Therefore, whilst a popular choice, the low profile trays require certain factors to be taken into consideration. Michael Sammon says: “There are three key things when specifying a shower tray; shower tray sizes, location of the shower and the overall design.” Georgina Spencen marketing manager of Roca, says: “Specification of the floor and diainage are key considerations. Available space, individual needs of the usen budget, colours, surface material and maintenance access required” should also be considered by the retailer or designer when specifying a shower tray. And John Schoheld adds: “The tray should have a 90mm waste and be made of a double skin construction, as well as having acrylic on the top, there should be one on the base.”
According to the managing director of Showerlux, Bob Bowler: “A shower tray can make or break the overall look and feel of the bathroom” Therefore, in regards to encouraging customers to trade up in their shower tray specihcation, quality seems to be the key factor Michael Hoyne suggests: “Encourage customers to buy a tray which will offer longevity, constructed from a higher specified material.” While Sandra Hyde comments: “Most consumers are concerned about the shower being water tight so it is very simple to explain that this is not an area to skip on quality.” And Pete Mills adds: “Quality is a must. Retailers must stress the importance ofinvesting in a well- made quality product that won’t crack or weather over time.”
While a opinion widely-held is that low profile trays will continue to dominate the market, there are also number of ideas for the future of trays. David Savage thinks: “We will see more colours to blend in with tiles and flooring.” Ross Nixon says: “We see a continuing trend towards larger shower trays and showers as wet rooms. Designers will specify shower trays set into the floor” Russell Barnes adds: “The low level shower tray is very much here to stay and this market will develop further, with trays that are virtually invisible.”

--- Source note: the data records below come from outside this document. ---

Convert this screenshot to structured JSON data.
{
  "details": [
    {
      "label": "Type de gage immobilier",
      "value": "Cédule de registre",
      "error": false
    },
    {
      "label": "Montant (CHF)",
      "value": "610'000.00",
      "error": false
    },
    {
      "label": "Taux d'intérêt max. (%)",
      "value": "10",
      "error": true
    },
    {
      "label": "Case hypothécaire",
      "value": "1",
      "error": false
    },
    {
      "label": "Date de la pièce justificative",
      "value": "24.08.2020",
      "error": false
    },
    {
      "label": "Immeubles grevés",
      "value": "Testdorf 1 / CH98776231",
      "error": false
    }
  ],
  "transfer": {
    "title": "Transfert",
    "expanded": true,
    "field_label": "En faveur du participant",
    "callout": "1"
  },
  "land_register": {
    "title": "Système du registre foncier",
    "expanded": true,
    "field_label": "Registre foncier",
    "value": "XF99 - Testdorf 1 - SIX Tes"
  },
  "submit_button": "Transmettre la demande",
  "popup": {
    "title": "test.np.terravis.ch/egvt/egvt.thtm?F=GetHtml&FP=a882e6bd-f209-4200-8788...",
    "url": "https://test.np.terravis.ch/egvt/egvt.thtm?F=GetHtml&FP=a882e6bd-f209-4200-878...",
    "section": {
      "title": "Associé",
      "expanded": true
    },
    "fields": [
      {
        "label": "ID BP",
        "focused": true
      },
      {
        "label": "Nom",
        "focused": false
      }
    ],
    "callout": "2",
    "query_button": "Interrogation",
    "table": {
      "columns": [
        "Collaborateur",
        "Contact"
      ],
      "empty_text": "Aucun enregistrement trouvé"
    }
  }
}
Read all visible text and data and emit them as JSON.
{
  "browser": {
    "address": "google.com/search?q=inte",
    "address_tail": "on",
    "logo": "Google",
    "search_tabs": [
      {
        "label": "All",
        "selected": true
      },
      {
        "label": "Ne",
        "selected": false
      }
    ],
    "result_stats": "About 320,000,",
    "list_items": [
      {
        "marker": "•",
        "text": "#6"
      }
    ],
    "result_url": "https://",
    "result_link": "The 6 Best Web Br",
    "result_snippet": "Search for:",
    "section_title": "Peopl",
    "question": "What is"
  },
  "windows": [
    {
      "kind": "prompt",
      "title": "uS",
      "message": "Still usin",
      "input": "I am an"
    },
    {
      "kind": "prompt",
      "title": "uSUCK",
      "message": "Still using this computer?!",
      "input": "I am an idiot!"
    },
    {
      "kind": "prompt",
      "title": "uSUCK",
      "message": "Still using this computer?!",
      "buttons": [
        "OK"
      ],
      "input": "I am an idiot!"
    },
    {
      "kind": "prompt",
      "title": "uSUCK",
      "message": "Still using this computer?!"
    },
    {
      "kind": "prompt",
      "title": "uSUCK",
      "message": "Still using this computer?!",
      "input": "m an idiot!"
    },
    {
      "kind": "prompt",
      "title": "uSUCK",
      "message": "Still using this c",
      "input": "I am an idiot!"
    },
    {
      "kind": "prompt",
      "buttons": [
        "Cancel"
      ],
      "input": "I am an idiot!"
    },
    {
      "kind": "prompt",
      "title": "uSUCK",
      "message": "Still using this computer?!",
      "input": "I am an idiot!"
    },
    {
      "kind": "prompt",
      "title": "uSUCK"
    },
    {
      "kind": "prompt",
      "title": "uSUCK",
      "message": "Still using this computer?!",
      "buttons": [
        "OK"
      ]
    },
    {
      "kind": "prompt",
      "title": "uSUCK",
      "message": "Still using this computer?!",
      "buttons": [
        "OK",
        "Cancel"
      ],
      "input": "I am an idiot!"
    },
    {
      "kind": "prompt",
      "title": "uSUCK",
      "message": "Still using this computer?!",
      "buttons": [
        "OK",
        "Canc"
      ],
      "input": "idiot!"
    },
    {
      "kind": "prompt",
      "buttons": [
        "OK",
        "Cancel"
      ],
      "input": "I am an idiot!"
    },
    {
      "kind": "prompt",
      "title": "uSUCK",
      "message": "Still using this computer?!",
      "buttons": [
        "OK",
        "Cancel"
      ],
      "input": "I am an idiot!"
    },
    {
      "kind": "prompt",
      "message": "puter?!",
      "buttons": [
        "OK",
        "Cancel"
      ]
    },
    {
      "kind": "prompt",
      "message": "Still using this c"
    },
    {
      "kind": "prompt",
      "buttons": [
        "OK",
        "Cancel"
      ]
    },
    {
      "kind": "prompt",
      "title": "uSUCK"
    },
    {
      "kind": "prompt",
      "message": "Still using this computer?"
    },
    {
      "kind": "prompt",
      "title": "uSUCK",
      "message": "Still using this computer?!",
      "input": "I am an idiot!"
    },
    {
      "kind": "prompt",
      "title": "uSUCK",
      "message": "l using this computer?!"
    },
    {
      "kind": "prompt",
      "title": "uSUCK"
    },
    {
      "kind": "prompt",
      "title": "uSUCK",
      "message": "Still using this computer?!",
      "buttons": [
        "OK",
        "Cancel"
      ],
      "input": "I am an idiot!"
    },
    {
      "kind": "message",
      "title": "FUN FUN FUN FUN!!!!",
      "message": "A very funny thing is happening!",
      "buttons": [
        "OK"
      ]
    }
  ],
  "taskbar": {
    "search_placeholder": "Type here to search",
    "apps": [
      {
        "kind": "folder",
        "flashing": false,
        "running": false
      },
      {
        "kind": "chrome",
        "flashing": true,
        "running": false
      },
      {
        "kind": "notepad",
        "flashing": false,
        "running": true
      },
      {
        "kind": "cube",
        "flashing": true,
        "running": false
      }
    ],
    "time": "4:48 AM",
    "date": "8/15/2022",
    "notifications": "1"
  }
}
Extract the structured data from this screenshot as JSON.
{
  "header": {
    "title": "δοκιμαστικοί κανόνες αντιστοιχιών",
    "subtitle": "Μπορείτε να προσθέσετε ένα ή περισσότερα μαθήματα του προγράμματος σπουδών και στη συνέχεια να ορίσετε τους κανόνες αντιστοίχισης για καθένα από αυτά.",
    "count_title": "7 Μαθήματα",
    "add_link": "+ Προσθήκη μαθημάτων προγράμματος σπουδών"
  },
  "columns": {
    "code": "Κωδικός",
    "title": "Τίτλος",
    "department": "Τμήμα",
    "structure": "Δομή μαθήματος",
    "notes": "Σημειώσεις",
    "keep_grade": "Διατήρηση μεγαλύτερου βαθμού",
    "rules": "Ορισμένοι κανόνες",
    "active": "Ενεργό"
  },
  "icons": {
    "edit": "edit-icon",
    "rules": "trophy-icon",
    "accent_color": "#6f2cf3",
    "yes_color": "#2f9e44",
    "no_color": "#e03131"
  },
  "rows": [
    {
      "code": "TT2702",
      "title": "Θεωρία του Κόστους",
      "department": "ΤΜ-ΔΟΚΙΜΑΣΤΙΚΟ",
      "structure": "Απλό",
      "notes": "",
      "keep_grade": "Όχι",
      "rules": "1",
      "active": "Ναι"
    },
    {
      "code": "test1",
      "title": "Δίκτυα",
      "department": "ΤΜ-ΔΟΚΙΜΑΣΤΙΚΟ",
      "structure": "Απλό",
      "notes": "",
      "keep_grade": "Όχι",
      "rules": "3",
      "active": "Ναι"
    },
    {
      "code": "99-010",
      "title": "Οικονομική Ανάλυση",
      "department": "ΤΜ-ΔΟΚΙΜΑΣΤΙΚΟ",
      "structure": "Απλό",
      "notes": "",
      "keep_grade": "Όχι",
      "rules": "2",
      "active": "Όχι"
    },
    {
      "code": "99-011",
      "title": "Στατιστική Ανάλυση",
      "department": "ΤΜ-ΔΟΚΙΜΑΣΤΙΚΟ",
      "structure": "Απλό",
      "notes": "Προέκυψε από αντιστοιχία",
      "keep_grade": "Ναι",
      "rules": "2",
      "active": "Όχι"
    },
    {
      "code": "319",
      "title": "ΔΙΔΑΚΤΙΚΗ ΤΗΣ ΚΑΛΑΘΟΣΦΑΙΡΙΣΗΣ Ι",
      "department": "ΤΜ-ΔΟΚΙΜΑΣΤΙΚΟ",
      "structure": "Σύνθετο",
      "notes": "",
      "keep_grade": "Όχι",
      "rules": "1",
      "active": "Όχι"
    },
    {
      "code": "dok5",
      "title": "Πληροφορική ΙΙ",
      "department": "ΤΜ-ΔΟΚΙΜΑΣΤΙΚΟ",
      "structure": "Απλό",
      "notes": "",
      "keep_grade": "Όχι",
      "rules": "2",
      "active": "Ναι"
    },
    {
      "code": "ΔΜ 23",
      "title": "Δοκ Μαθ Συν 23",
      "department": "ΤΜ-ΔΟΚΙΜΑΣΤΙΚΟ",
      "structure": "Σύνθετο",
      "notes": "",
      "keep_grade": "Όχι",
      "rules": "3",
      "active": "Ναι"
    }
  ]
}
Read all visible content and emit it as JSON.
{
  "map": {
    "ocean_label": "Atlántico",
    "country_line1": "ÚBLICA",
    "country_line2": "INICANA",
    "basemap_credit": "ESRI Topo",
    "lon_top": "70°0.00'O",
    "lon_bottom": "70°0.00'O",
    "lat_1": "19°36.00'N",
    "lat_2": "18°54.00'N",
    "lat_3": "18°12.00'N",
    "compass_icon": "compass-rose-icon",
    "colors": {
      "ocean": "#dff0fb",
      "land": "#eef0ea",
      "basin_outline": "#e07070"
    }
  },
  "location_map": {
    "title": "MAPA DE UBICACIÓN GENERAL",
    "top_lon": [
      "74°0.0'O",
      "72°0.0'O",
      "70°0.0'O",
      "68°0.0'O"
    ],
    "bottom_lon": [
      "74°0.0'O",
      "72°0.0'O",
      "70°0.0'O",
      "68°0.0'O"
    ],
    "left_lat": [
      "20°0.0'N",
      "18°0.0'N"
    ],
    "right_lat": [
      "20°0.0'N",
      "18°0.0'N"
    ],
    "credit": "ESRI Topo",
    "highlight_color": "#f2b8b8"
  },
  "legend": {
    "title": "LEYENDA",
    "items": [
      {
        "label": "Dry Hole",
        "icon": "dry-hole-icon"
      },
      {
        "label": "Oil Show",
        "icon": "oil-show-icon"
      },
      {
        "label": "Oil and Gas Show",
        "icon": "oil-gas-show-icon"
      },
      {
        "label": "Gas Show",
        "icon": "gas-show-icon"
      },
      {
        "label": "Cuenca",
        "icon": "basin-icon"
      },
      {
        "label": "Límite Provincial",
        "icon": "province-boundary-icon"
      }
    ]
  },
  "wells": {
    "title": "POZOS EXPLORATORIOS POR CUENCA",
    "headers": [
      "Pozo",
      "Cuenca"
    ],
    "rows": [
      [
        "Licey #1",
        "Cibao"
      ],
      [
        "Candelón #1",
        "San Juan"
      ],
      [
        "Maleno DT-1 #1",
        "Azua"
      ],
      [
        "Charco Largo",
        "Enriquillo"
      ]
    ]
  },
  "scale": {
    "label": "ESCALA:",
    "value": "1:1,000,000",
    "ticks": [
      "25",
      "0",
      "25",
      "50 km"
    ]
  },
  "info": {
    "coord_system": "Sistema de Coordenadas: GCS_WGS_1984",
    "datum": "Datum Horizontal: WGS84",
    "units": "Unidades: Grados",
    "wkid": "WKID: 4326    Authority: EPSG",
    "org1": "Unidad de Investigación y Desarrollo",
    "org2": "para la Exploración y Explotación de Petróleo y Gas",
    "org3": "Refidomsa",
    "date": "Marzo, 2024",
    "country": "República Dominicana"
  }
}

For Loraine Henderson: “Lighting and low level specifications, colour and finishes will play a key role in tray design over the next few years.” And Sabine Tawfik suggests: “A move towards floor level trays, which is actually just a continuation of the floor with no step up at all.” So invisible, brighter and more colourful is a reasonable prediction for the future of the shower tray then.